Voters in Panama are heading to the polls on Sunday to pick that country’s next president. 2.7 million people are eligible to cast ballots, but many frustrated voters expect little to change.
An hour outside of the capital, there’s little sign of this country’s wealth. Augustina Villareal raises her seven children in an illegally built tin-roof home near La Chorrera. “What the next government should do,” Villareal says, ” is going to these communities, they should visit us, and get us running water, electricity, and roads. That’s what these communities need.”
Much of Panama’s countryside lacks infrastructure. That’s a common complaint among rural voters. They say Panama’s almost exclusive focus on its finance-hub sector means their needs are often ignored.
Meanwhile, Panama’s farmers say they are facing more and more obstacles to growth. They accuse corrupt politicians of favoring imports … at their expense.
Efren Ortiz operates one of Panama’s biggest pig farms. He says he can’t compete with frozen pork products brought in from the U.S. “I think there needs to be a consensus between the government and the farmers,” Ortiz says. “Without it, a lot of people will be affected, and we’ll lose the producing-sector of our country. And a country that has no farms won’t be able to feed its people.”
The leading candidates in Sunday’s presidential vote have all promised to address these issues. Laurentio “Nito” Cortizo – of the centrist PRD – has vowed to strengthen government services to the country’s most-needy. And he’s promised to tackle corruption. So, too, has Romulo Roux – from the center-right CD.
He’s backed by Ricardo Martinelli, a popular former president who’s in prison awaiting trial on charges of political espionage. And then there’s the wild card. Ricardo Lombana — an independent. He’s pledged to up-end the whole political system in favor of the small government.
Panama City’s mayor, Jose Blandon, is the candidate from President Juan Carlos Varela’s Panameñista party. He hasn’t been endorsed by the President, nor even been seen with him. He and three others are polling quite low.
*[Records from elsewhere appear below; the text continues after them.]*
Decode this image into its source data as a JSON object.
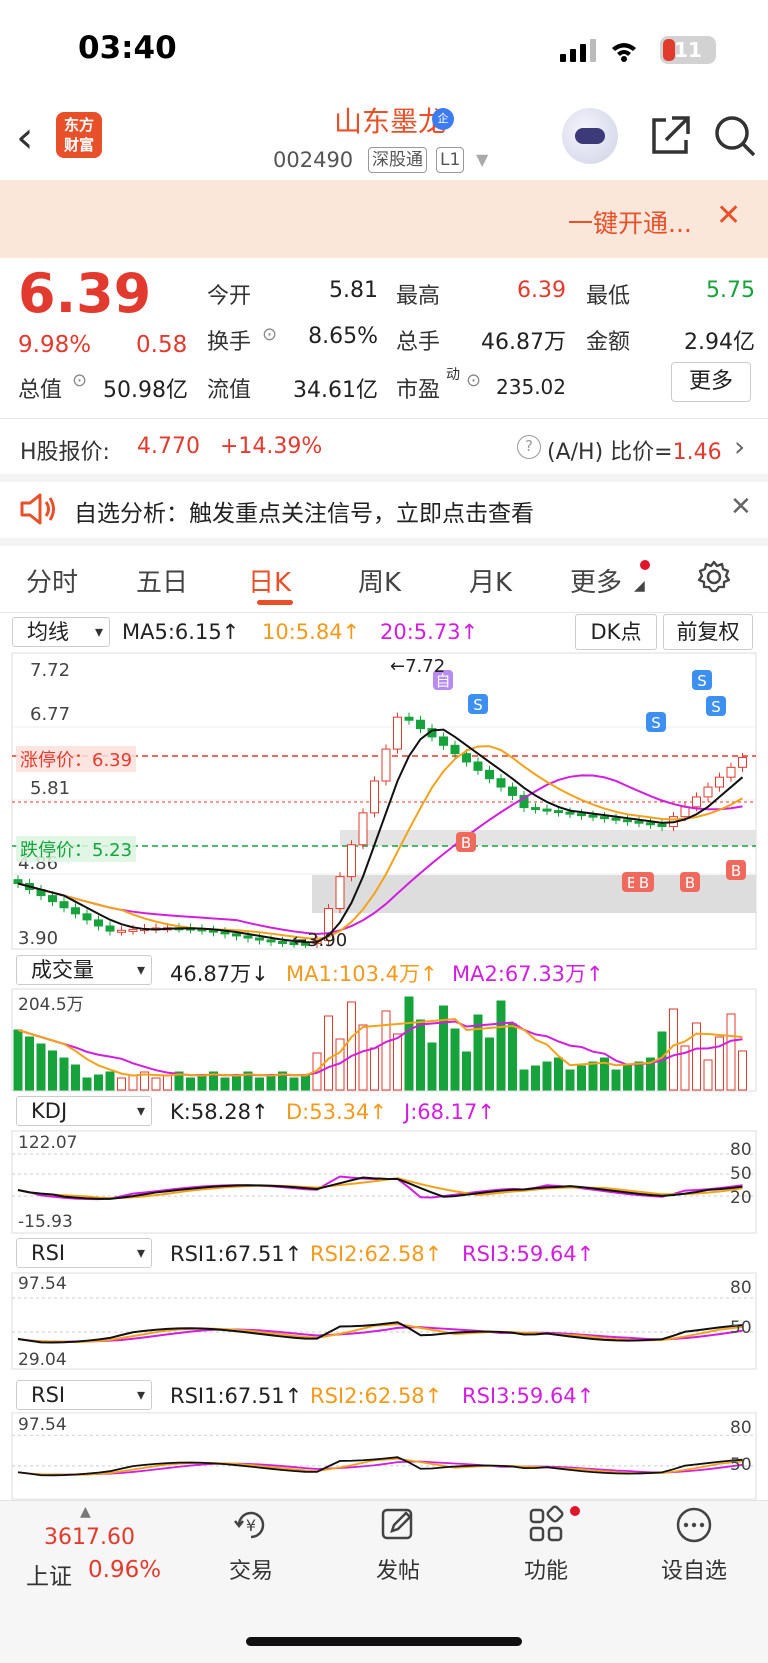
{
  "status": {
    "time": "03:40",
    "battery": "11"
  },
  "header": {
    "logo": [
      "东方",
      "财富"
    ],
    "name": "山东墨龙",
    "badge": "企",
    "code": "002490",
    "tags": [
      "深股通",
      "L1"
    ]
  },
  "banner": {
    "text": "一键开通..."
  },
  "quote": {
    "price": "6.39",
    "pct": "9.98%",
    "change": "0.58",
    "open_label": "今开",
    "open": "5.81",
    "high_label": "最高",
    "high": "6.39",
    "low_label": "最低",
    "low": "5.75",
    "turnover_label": "换手",
    "turnover": "8.65%",
    "volume_label": "总手",
    "volume": "46.87万",
    "amount_label": "金额",
    "amount": "2.94亿",
    "mktcap_label": "总值",
    "mktcap": "50.98亿",
    "float_label": "流值",
    "float": "34.61亿",
    "pe_label": "市盈",
    "pe_sup": "动",
    "pe": "235.02",
    "more": "更多"
  },
  "hshare": {
    "label": "H股报价:",
    "price": "4.770",
    "pct": "+14.39%",
    "ratio_label": "(A/H) 比价=",
    "ratio": "1.46"
  },
  "alert": {
    "text": "自选分析：触发重点关注信号，立即点击查看"
  },
  "tabs": [
    "分时",
    "五日",
    "日K",
    "周K",
    "月K",
    "更多"
  ],
  "active_tab": "日K",
  "ma_bar": {
    "selector": "均线",
    "ma5": "MA5:6.15↑",
    "ma10": "10:5.84↑",
    "ma20": "20:5.73↑",
    "dk": "DK点",
    "adj": "前复权"
  },
  "kline": {
    "max_label": "7.72",
    "mid1": "6.77",
    "mid2": "5.81",
    "mid3": "4.86",
    "min_label": "3.90",
    "peak_label": "←7.72",
    "low_label": "←3.90",
    "limit_up": "涨停价：6.39",
    "limit_down": "跌停价：5.23",
    "signal_s": "S",
    "signal_b": "B",
    "mark_zi": "自",
    "colors": {
      "up": "#e23a2e",
      "down": "#16a33c",
      "ma5": "#111111",
      "ma10": "#f2a31b",
      "ma20": "#d21ee0"
    }
  },
  "vol_bar": {
    "selector": "成交量",
    "vol": "46.87万↓",
    "ma1": "MA1:103.4万↑",
    "ma2": "MA2:67.33万↑",
    "max_label": "204.5万"
  },
  "kdj_bar": {
    "selector": "KDJ",
    "k": "K:58.28↑",
    "d": "D:53.34↑",
    "j": "J:68.17↑",
    "max": "122.07",
    "min": "-15.93",
    "l80": "80",
    "l50": "50",
    "l20": "20"
  },
  "rsi_bar": {
    "selector": "RSI",
    "r1": "RSI1:67.51↑",
    "r2": "RSI2:62.58↑",
    "r3": "RSI3:59.64↑",
    "max": "97.54",
    "min": "29.04",
    "l80": "80",
    "l50": "50"
  },
  "bottom": {
    "index_value": "3617.60",
    "index_name": "上证",
    "index_pct": "0.96%",
    "nav": [
      "交易",
      "发帖",
      "功能",
      "设自选"
    ]
  }
}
That may be less about them, and more a reflection of voter apathy and cynicism over what the future holds.